Combing through the Victorian newspapers in search of stories that shine a light onto the everyday lives of the ordinary people of the age can be a rich and a rewarding experience.
A great source of stories that can be both poignant and humorous are the records of the various court appearances that occurred in the 19th century.
Take, for example, the following story that appeared in The Blackburn Standard in its edition of Saturday the 15th of December 1888.
Although, at first glance, it could be about Jack the Ripper – it does, after all, have the same heading that is now the title of a suspect book by Bruce Robinson, the story did, in fact, have nothing to do with the Whitechapel murders:-
THEY ALL LOVE JACK

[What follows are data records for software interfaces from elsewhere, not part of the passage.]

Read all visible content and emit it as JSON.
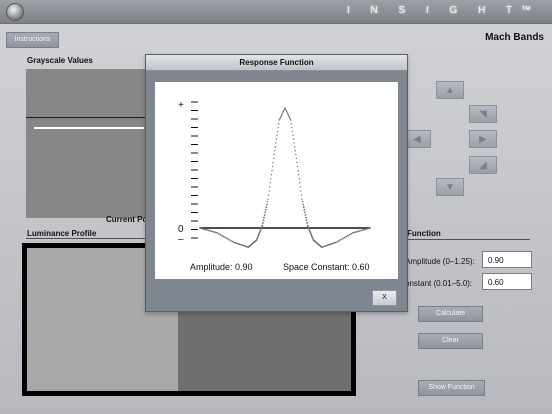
{
  "header": {
    "brand": "I N S I G H T™"
  },
  "page": {
    "title": "Mach Bands"
  },
  "toolbar": {
    "instructions_label": "Instructions"
  },
  "sections": {
    "grayscale_values": "Grayscale Values",
    "current_position": "Current Pos",
    "luminance_profile": "Luminance Profile",
    "function": "Function"
  },
  "controls": {
    "amplitude_label": "Amplitude (0–1.25):",
    "amplitude_value": "0.90",
    "space_constant_label": "onstant (0.01–5.0):",
    "space_constant_value": "0.60",
    "calculate_label": "Calculate",
    "clear_label": "Clear",
    "show_function_label": "Show Function"
  },
  "direction_buttons": {
    "up": "▲",
    "up_right": "◥",
    "left": "◀",
    "right": "▶",
    "down_right": "◢",
    "down": "▼"
  },
  "modal": {
    "title": "Response Function",
    "amplitude_text": "Amplitude: 0.90",
    "space_constant_text": "Space Constant: 0.60",
    "close_label": "X"
  },
  "chart_data": {
    "type": "line",
    "title": "",
    "xlabel": "",
    "ylabel": "",
    "y_tick_labels": [
      "+",
      "0",
      "–"
    ],
    "series": [
      {
        "x": [
          -3,
          -2.4,
          -1.8,
          -1.3,
          -1,
          -0.8,
          -0.6,
          -0.4,
          -0.2,
          0,
          0.2,
          0.4,
          0.6,
          0.8,
          1,
          1.3,
          1.8,
          2.4,
          3
        ],
        "values": [
          0,
          -0.04,
          -0.12,
          -0.16,
          -0.1,
          0.02,
          0.24,
          0.58,
          0.9,
          1.0,
          0.9,
          0.58,
          0.24,
          0.02,
          -0.1,
          -0.16,
          -0.12,
          -0.04,
          0
        ]
      }
    ],
    "grid": false,
    "legend": "none"
  },
  "colors": {
    "topbar": "#868b92",
    "background": "#bfc1c6",
    "modal_frame": "#7f8690",
    "plot_background": "#ffffff",
    "plot_baseline": "#111111",
    "plot_dots": "#707070",
    "gray_panel": "#868686",
    "dark_gray": "#707070",
    "light_gray": "#a8a8a8"
  }
}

At Dalston Police Court, on Wednesday, Joseph Abbott Smallwood, of Richmond Road, Dalston, commercial traveller, was summoned by the Hackney Guardians to show cause why he did not maintain his wife Mary.
The husband, it was said, offered his wife a home: but she had refused, on the ground that her medical man had decided that it was unsafe.
MRS. SMALLWOOD’S TESTIMONY
Mrs. Smallwood went into the box and gave details of a very unhappy marriage since 1877.
She had suffered from personal violence at the hands of her husband, and had been physically weak as a consequence, as her doctor told her, of her husband’s misconduct.
Cross-examined, Mary said:-
“I know a young man named Jack Burton. He might have called me “Dear Mary.” He never called me “My darling wife.”
My husband did find 13 or 14 letters from Jack Burton to me. I have been out walking with Jack Burton. He might have kissed me many times, he and his brothers, there were four of them.
POETRY TO JACK
Jack was only 18 years old. I may have sent Jack flowers, but I have not received letters from him suggesting improper intimacy.
I did compose the line:-
Oh, come back, my darling,
My dear one, to me,
Thy Susie is breaking
Her poor heart for thee. (Laughter.)
HIS SWEET BONNIE LASS
Mr. Horace Smith:- “Your name is not Susie?”
Witness:- “No; but I wrote those lines to no one in particular.”
Mr. Young:-“But the lines are to “Jack”.
A knock and a step
‘Tis my Jack come at last
To his own darling
His sweet, bonnie lass.
Chorus:- Oh, come back my darling, etc. (Laughter.)
At this point the case was adjourned